- _EXERCISE DIRECTIONS_: Lines with the word "Jardín" in them must be copied from the records below.

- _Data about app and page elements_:
*** Block opens ***

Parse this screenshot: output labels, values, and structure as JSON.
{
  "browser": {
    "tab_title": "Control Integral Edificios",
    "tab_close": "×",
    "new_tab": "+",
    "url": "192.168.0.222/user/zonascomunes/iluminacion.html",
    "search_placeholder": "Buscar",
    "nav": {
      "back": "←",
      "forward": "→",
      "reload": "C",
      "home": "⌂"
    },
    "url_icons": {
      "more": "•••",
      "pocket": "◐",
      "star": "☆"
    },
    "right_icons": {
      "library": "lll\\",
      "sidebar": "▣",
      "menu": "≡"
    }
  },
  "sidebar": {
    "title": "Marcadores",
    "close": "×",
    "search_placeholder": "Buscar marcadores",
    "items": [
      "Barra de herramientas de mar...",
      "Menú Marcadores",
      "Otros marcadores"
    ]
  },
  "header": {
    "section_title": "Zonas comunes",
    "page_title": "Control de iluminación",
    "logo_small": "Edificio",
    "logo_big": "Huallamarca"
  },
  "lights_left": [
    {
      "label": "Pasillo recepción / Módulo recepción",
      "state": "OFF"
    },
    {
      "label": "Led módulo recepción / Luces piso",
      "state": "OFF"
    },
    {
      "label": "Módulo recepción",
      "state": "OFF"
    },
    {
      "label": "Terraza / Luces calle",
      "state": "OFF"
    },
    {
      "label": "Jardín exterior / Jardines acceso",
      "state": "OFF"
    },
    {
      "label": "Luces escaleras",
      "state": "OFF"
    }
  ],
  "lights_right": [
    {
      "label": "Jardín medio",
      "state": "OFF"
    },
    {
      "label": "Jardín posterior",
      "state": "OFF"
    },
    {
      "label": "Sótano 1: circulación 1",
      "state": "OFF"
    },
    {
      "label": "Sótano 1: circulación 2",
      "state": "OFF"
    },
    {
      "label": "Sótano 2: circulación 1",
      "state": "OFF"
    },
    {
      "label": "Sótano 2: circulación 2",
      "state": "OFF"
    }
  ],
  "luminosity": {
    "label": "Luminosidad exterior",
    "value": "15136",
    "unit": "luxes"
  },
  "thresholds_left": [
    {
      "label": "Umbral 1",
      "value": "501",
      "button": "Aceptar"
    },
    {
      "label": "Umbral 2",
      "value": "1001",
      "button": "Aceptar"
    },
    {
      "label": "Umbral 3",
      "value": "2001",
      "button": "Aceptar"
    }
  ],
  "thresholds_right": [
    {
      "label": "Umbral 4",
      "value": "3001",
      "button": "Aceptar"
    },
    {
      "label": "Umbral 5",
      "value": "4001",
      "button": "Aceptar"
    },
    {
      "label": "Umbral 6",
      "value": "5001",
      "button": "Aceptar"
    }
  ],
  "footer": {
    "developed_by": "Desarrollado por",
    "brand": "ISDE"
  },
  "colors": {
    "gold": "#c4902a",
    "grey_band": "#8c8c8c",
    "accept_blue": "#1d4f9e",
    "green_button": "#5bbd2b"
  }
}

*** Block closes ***
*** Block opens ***

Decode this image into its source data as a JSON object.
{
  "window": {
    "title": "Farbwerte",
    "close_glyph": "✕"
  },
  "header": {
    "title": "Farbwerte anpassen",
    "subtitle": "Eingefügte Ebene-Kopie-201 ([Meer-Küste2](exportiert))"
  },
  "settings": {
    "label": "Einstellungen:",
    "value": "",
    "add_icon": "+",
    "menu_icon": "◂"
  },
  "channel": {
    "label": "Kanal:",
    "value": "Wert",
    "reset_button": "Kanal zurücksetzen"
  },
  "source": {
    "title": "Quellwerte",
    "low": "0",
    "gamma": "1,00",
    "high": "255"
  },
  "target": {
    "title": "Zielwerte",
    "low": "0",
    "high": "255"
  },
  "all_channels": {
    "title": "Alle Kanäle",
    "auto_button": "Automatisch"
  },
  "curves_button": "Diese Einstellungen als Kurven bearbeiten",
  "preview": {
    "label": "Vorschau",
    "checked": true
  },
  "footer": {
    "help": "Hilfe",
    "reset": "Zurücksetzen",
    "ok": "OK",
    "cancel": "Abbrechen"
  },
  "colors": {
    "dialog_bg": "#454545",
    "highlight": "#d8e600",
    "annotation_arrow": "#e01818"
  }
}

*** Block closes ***

- _WORKED SOLUTION_:
      "label": "Jardín exterior / Jardines acceso",
      "label": "Jardín medio",
      "label": "Jardín posterior",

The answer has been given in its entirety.